(1) Create a Search Journal(2) Discuss the search with your birth parents and birth family.(3) Read G'S Top 10 things to do to help your search http://www.gsadoptionregistry.com/gstop10things.html
(4) Locate any adoption papers
(5) Retrieve a copy of final adoption decree.
(6) You might want to consider DNA testing.
• Check out all the sites for possible sales as they can drop the price lower than $99.00; some of them give discounts if you buy other tests (such as getting your children tested) at the same time you order yours. Here are 3 companies who do this test, each is a bit different to work with. Prices are about $99.00 at each site but some do have sales at times or discounts. (www.ftdna.com & www.23andme.com & www.ancestrydna.com)
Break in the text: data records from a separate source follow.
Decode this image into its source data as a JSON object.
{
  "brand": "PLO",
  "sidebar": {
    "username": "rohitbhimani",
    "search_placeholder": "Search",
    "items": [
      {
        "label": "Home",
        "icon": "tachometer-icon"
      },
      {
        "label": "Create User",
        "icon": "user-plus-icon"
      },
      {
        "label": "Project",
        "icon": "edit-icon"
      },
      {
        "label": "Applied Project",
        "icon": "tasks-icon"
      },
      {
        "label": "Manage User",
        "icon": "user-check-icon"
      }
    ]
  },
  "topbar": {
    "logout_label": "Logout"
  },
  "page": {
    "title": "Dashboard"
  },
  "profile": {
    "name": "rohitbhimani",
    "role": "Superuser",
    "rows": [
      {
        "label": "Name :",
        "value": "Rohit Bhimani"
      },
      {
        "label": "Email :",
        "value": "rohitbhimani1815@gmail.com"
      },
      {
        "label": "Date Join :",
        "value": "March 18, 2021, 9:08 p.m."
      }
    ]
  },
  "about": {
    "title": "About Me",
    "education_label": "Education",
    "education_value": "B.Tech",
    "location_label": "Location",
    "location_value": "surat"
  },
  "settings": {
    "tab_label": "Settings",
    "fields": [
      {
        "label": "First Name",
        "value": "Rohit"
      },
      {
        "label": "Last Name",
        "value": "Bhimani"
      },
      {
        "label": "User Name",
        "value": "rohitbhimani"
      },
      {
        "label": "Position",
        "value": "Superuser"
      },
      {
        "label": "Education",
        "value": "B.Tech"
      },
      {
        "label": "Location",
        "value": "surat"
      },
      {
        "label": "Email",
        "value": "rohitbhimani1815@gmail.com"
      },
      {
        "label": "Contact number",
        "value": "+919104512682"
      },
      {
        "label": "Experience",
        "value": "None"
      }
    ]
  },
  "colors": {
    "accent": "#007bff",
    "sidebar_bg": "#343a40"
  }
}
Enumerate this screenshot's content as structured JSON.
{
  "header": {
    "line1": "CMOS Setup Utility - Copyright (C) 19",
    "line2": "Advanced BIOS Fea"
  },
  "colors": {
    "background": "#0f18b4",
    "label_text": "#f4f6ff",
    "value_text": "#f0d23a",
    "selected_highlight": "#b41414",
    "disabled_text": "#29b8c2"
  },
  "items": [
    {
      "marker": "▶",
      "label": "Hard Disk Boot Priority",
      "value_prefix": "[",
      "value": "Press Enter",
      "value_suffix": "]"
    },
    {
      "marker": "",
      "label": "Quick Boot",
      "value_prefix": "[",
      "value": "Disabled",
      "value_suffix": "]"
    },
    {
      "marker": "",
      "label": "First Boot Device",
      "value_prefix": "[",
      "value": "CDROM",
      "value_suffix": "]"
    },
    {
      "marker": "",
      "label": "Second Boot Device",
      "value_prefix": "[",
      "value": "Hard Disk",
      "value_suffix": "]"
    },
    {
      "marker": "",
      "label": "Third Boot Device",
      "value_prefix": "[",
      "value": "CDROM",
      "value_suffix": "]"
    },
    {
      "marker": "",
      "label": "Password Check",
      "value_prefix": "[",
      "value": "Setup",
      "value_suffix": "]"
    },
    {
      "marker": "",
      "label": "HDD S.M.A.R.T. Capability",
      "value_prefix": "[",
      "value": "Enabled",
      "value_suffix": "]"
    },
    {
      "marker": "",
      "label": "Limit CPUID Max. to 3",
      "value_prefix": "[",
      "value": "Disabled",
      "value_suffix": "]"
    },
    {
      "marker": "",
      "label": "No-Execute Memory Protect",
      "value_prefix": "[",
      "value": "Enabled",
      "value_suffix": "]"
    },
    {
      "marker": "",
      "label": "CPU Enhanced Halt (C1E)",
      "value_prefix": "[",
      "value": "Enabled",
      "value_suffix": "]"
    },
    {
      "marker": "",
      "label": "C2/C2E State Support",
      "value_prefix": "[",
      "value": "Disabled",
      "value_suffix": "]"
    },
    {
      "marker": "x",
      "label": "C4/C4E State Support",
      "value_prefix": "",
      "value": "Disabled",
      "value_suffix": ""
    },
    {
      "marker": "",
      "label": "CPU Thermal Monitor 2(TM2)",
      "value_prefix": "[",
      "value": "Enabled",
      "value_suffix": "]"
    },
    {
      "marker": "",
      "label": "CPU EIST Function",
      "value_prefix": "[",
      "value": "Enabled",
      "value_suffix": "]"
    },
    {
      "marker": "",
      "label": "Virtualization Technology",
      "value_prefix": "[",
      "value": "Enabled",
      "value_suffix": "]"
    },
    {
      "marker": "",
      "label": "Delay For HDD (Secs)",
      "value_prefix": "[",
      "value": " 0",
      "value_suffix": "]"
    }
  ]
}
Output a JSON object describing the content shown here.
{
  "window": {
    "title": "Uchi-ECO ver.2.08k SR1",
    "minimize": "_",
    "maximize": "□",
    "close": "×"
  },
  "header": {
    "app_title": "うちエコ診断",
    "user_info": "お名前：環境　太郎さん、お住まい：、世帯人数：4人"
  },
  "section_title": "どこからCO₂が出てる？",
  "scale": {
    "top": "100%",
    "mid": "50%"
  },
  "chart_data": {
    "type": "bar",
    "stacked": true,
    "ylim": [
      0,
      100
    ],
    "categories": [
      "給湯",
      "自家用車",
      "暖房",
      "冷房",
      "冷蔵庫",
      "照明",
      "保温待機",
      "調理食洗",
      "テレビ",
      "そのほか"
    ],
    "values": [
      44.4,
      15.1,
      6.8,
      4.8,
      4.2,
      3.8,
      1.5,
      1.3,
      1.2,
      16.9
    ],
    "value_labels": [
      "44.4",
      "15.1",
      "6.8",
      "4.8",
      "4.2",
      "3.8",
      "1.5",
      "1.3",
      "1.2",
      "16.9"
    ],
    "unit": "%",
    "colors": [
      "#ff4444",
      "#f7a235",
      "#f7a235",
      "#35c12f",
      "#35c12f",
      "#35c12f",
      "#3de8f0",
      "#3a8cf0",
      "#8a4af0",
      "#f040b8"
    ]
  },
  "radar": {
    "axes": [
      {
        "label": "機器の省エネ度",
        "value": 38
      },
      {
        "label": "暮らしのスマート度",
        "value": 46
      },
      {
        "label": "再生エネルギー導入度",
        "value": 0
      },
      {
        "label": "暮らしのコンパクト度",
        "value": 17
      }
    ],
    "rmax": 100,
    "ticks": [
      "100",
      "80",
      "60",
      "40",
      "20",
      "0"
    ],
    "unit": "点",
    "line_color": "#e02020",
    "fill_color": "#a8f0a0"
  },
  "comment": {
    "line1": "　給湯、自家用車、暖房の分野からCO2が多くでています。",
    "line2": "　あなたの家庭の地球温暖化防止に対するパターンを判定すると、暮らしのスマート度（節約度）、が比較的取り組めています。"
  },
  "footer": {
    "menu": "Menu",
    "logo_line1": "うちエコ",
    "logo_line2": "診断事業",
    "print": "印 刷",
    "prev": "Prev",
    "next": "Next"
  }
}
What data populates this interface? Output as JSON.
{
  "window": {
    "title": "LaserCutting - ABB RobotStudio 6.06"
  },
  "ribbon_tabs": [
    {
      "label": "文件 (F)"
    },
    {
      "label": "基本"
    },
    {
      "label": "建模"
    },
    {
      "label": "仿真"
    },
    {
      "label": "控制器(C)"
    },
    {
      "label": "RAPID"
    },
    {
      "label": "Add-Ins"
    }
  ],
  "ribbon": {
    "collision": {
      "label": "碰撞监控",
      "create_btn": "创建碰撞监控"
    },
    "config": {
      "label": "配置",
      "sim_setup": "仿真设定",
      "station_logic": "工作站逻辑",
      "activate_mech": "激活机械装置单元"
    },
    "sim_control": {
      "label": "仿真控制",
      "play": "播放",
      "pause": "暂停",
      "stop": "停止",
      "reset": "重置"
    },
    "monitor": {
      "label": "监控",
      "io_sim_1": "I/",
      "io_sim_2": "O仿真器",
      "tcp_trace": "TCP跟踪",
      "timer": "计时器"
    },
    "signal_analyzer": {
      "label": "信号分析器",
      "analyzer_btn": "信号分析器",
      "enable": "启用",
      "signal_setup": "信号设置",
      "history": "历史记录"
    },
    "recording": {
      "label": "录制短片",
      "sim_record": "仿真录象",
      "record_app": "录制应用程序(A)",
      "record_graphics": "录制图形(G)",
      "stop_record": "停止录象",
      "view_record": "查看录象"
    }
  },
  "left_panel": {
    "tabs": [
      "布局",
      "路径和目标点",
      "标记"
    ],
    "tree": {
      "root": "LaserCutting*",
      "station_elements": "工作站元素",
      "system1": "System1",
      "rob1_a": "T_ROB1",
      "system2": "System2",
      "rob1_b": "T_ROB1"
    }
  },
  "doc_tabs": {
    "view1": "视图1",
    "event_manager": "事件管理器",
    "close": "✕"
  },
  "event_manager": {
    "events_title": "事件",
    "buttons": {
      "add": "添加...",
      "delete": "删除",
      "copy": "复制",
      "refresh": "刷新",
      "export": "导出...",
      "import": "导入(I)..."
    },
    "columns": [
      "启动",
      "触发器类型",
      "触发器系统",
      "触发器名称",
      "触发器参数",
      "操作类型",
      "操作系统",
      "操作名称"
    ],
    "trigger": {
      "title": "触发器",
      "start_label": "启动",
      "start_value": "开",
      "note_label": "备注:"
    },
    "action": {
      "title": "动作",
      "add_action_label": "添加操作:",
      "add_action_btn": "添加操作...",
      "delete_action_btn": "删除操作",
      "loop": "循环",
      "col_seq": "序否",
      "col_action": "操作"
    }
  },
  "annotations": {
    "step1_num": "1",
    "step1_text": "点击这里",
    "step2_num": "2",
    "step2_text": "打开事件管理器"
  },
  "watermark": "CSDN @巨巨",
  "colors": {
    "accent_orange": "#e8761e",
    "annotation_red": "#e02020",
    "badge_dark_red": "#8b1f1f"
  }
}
(7) Contact the law firm or attorney who assisted in adoption(8) Contact delivery physician
(9) File a waiver of confidently with the adoption agency, law firm, and the courts.
(10) Attempt to retrieve original birth certificate.
(11) Apply for medical records from the hospital where adoptee was born.
(12) Contact the judge about opening adoption records.
(13) Formally petition the court to open adoption records.
(14) Contact the adoption agency
(15) Check both county and state records for marriage and / or divorce records for either of the adoptive parents.
(16) Learn about the adoption laws for birth state and state adoption was finalized in.
(17) Check old high school and college yearbooks.
(18) Write to the Adoption Regulation Unit in your state to access adoption records.
(19) Check with former employers about possible forwarding addresses of adoptive parents.
(20) Order a copy of the Guide to Genealogical Records in the National Archives The National Archives, Washington, DC 20408
(21) Find maps for the area you are searching.
(22) Create a profile or the hometown or region where adoptee was said to have been adopted.
(23) Create a list of all the libraries in your area and in the localities where you are focusing your search.
(24) Check city directories to match an occupation to a name.
(41) Retrieve petition to adopt
(25) Check in city directories to locate former or current employers of adoptive parents.(26) Cross reference city directory information year by year.(27) Check in city directories to locate old addresses of adoptive parents.(28) Check phone books and national phone directory discs for adoptive parents(29) Locate all churches of the faith of adoptive parents in the area where they were living at the time of adoption.(30) Check any possible surnames against a book of possible name deviations(31) Check local churches in the area near where adoptive parents were living at time of adoption for baptismal records.(32) Check local churches in areas where you believe adoptive parents may have resided for their own baptismal, marriage, or death records.(33) .Join a local or national search and support organization, and sign up in their registry if they maintain one. http://www.gsadoptionregistry.com/gssupportgroups.html(34) Create your own library of search and reunion books.(35) Advertise in adoption search magazines.(36) Advertise in newspapers where you believe adoptive parents were living or might reside.(37) Contact old landlords for forwarding addresses.(38) Contact old neighbors for forwarding addresses and other information.(39) Visit old neighborhoods in person to locate past acquaintances of adoptive parents.(40) Check with a high school or college chairman about the current address of a adoptive parent or request a list of entire class.
(42) Read G'S Introduction for Beginners and Newcomers http://www.gsadoptionregistry.com/beginnerstutorial.html